Worzella dream for Lake Pacawa Park begins with band shell
Portage County Gazette
By Heather McDonald
Clarence and Regina Worzella knew what they had was a gem, not just for the town of Plover but for the entire county. So they shut down a proposed subdivision development, opting instead for a dream of parkland that would draw people from miles away to Lake Pacawa to come and celebrate – to embrace and enjoy family, culture and the area.
Today, that vision is one step closer to reality.
“The park hasn’t been utilized to its fullest extent,” said Trina Yach of Plover, the Worzellas granddaughter. “Now with the band shell, it will bring families here and children to enjoy it… it’s one step in the overall master plan.”
The Monday, April 30, event at Lake Pacawa Park was as much a formal ceremony as a celebration of the community dedication and generosity to make the band shell project possible. The $561,000 price tag was secured earlier in the year through money and in-kind donations from businesses and individuals throughout Portage County.

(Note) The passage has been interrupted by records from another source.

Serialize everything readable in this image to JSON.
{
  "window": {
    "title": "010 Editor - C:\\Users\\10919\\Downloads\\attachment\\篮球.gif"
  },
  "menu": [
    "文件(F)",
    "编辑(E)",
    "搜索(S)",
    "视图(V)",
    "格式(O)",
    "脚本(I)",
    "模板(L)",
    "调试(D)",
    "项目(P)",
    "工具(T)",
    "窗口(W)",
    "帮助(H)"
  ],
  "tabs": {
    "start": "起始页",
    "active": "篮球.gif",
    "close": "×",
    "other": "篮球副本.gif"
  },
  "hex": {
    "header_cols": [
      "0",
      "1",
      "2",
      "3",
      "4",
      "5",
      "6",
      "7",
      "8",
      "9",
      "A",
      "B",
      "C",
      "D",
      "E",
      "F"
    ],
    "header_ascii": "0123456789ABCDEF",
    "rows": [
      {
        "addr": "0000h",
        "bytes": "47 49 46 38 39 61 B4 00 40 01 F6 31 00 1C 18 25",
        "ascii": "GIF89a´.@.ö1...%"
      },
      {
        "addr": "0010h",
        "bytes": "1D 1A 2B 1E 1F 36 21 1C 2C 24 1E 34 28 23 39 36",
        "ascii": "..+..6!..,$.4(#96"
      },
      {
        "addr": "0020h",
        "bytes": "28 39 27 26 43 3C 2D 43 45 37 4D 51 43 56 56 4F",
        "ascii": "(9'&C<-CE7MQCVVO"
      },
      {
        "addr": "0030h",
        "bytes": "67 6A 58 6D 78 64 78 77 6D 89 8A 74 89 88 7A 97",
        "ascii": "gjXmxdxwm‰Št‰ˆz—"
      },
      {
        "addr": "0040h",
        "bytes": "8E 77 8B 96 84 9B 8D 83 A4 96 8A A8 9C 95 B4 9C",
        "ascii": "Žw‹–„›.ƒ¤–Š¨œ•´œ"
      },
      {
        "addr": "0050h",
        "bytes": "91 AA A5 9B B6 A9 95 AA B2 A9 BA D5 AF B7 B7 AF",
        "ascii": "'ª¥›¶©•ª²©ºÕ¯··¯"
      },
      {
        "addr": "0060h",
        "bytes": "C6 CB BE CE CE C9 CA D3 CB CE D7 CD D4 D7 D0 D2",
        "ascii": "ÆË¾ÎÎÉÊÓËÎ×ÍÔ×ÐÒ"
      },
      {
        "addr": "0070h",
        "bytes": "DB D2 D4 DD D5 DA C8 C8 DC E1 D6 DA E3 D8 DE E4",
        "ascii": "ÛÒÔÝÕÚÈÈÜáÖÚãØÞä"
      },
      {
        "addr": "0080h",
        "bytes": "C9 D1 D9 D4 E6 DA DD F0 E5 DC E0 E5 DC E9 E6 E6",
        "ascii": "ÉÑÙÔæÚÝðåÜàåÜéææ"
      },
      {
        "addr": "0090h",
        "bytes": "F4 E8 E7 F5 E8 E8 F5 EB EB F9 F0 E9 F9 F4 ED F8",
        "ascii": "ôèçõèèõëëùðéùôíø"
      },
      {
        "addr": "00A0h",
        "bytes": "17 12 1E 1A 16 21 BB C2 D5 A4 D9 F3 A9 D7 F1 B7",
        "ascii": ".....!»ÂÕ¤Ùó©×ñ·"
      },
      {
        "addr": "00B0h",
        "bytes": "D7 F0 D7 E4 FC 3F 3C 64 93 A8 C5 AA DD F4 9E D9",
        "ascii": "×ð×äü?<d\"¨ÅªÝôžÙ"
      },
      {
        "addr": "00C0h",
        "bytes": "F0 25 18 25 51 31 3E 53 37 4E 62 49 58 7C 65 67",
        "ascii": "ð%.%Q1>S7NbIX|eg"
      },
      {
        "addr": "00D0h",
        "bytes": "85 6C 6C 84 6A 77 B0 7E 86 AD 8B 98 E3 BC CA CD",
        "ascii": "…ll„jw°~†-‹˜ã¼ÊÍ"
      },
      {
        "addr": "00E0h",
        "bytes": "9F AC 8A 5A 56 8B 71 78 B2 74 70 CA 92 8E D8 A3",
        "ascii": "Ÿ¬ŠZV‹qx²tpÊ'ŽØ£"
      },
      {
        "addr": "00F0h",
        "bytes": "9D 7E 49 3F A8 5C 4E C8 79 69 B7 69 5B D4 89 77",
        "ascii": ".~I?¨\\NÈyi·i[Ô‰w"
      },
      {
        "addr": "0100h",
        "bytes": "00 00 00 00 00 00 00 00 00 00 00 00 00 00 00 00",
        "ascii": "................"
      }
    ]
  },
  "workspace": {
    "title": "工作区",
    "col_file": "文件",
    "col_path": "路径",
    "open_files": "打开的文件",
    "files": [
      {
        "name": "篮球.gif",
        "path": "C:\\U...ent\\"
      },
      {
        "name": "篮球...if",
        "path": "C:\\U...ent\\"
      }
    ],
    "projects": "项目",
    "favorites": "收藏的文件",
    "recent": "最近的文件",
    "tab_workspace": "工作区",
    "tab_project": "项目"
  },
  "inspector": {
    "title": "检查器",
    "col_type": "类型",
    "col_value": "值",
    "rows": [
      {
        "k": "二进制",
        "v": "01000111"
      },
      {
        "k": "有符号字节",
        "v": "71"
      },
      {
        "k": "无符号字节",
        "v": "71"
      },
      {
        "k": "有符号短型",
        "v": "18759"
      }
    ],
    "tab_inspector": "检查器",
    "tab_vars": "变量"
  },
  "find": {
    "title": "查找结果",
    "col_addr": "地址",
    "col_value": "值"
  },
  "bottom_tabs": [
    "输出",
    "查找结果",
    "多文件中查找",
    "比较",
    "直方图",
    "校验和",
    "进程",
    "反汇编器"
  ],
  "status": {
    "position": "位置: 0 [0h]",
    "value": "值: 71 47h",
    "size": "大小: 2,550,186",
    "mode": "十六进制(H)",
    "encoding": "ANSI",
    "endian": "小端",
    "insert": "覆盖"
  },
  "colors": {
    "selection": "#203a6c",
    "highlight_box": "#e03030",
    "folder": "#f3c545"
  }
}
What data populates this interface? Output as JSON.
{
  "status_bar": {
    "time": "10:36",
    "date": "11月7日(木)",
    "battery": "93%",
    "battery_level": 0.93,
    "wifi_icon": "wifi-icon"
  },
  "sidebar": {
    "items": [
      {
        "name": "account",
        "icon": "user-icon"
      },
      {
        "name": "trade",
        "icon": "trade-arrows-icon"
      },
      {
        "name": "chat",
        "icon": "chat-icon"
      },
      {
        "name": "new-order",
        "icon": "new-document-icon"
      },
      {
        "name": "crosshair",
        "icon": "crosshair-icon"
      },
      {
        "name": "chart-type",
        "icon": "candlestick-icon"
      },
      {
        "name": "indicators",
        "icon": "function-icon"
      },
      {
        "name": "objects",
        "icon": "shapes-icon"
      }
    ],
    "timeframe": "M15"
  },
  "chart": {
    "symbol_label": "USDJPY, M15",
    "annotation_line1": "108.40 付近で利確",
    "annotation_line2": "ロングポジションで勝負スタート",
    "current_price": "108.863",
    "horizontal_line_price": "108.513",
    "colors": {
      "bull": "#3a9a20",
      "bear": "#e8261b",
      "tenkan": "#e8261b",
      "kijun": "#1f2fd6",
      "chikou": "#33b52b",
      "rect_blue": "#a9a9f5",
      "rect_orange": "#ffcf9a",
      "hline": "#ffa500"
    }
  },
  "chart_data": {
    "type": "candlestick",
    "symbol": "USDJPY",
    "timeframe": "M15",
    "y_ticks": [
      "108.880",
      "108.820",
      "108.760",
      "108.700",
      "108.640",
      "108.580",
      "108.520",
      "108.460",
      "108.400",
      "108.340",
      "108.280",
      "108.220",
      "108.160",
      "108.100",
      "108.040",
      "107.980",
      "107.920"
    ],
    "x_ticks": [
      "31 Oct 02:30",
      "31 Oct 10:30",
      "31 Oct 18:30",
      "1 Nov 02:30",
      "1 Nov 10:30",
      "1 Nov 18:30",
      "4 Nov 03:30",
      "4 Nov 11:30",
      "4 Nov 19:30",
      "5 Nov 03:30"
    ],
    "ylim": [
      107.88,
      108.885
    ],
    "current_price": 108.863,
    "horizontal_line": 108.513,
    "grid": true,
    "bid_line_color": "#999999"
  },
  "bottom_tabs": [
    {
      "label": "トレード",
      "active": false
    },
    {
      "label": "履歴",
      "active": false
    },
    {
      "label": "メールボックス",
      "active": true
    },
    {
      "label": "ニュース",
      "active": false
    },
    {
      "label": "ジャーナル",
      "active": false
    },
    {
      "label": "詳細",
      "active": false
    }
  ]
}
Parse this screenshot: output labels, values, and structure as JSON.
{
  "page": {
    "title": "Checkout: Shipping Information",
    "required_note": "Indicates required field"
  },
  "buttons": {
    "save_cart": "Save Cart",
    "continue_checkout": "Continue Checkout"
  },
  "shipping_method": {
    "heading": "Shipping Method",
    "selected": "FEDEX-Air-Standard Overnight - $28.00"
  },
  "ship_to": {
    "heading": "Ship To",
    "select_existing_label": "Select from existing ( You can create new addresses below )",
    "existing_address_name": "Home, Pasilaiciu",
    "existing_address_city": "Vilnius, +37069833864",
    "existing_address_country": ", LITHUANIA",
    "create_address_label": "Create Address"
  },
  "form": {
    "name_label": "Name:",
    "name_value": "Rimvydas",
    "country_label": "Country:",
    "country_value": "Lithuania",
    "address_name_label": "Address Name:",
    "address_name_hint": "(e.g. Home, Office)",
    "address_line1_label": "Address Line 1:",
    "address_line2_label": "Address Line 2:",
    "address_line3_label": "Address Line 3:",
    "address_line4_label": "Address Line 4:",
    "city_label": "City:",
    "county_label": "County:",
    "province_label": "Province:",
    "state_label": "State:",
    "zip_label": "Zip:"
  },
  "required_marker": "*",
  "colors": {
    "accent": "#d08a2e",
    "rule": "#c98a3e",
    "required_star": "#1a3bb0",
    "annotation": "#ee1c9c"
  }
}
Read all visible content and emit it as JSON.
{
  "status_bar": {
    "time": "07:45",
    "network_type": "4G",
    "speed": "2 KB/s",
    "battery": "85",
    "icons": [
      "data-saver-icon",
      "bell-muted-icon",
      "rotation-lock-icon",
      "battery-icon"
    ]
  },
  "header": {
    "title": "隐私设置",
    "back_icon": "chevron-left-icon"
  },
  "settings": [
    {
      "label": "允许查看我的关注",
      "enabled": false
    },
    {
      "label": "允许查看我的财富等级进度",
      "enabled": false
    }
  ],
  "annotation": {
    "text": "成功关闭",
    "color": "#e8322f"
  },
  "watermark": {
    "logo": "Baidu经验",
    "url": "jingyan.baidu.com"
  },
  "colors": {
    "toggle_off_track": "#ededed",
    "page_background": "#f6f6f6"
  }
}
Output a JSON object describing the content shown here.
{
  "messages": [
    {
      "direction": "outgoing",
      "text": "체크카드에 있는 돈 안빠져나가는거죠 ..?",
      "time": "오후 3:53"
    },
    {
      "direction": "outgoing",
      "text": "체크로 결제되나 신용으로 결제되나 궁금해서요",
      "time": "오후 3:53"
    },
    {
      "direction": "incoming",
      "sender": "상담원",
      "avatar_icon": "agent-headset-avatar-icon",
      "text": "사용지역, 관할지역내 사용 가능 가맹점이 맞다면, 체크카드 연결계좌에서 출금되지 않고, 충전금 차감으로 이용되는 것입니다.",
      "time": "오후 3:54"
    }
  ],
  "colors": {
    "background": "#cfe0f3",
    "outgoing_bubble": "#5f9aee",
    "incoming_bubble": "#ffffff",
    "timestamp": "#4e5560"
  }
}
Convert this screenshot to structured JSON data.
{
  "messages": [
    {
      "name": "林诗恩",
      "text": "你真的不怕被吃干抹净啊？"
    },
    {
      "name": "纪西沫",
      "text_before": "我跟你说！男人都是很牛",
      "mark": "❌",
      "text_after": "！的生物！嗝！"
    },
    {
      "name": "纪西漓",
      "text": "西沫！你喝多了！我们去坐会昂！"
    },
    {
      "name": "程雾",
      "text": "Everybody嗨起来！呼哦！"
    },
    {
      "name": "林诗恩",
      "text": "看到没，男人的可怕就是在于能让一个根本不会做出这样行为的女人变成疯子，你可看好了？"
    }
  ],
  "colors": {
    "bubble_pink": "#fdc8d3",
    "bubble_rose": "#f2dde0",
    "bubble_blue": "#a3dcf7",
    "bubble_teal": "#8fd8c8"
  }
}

“The Village Board and Celebrate Plover Foundation are humbled by the support of the community for this project,” said Village Administrator Dan Mahoney. “This band shell is intended to be used for musical events, movie nights, children’s entertainment and activities, community events, and nonprofit events.
“Most importantly,” Mahoney said, “this band shell is intended to provide fun and entertainment for families and children.”
To put an exclamation to the point, 2-year-old Jonah Yach, along with a bit of help from mom, Trina, and dad, Justin, turned the first shovel of dirt in a groundbreaking ceremony. And then he kept going, enjoying and extending the moment.
Nestled between Hoover Avenue and I-39, Lake Pacawa Park is a 35-acre park that includes two Lions Club shelters, a Pony League ball diamond, two regulation-size soccer fields, swing set, an unsupervised beach area, picnic areas and a shelter house with restrooms.
The village has been having discussions about upgrading the park for about three years. The master plan, which includes the band shell and amphitheater seating, including access and seating for people with disabilities, also consists of walking trails, designated areas for historical and patriotic markers and parking.
The $561,000 will pay for the band shell and foundation, a stage and dance area. The project more specifically includes construction of a 40-foot-by-30-foot Polygon structure, concrete stage; outdoor amphitheater-style seating; handicapped accessibility features, including access ramp and overlook area; 20-foot wide front plaza, electric service, sound system; and sidewalk access.
During the groundbreaking, Mahoney borrowed and tweaked a bit of the town of Plover slogan, which the area that defines the village used before its village incorporation in 1971.
“Because of the generosity of individuals, families and businesses throughout Portage County, this is a day to celebrate a ‘County With Love In Its Heart,’” he said.
The band shell itself will be ready by July 28, the date chosen for Celebrate Plover this summer. A ribbon-cutting ceremony will take place at the celebration. Immediately following the annual event, which draws hundreds from throughout the county, the band shell area will be closed to continue construction and installation of the amphitheater-like seating with handicapped accessible areas and the remainder of the project, including the walkways, paving, landscaping, donor recognition feature and lighting/electrical/sound equipment.
The entire project is expected to be completed by the end of September.
Additional park upgrades that have been discussed and planned conceptually include two additional shelter facilities, three fishing docks and scenic overlooks, reconstructed driving surfaces, new walking paths and improved playing fields.
“It’s a great tribute to my grandparents to have it used to its fullest extent,” Trina Yach said.
At the ceremony, Mahoney recognized construction crew and company members: the design team with Rettler Corp., including Mike Helmrick and Rebecca Ramirez, as well as Muermann Engineering and Grunwalt & Halverson Architects; Altmann Construction, including Tom Altmann and Brad Knoll; Farhner Excavating and Green Thumb; and Ellis Construction, including Erik Carlson and Jason Wilatoski; and Disher Electric and Peak Systems.
Any who wanted were invited to pick up a shovel and be part of the ceremonial first shift of land – actually the second, having followed Jonah’s toss – marking the moment as crews installed footings in the background. It was clear, however, that among the formality and distinction of the ceremony, the real reason for the celebration was much “smaller.”
It came in the form of the toddler, clad in a plaid shirt and blue jeans, grasping the back of his toy dump truck and wheeling it through the sandy soils, stopping briefly only to pluck a rock from the dirt and drop it in the back.
Before Jonah had even turned the first shovel, he was living the dream.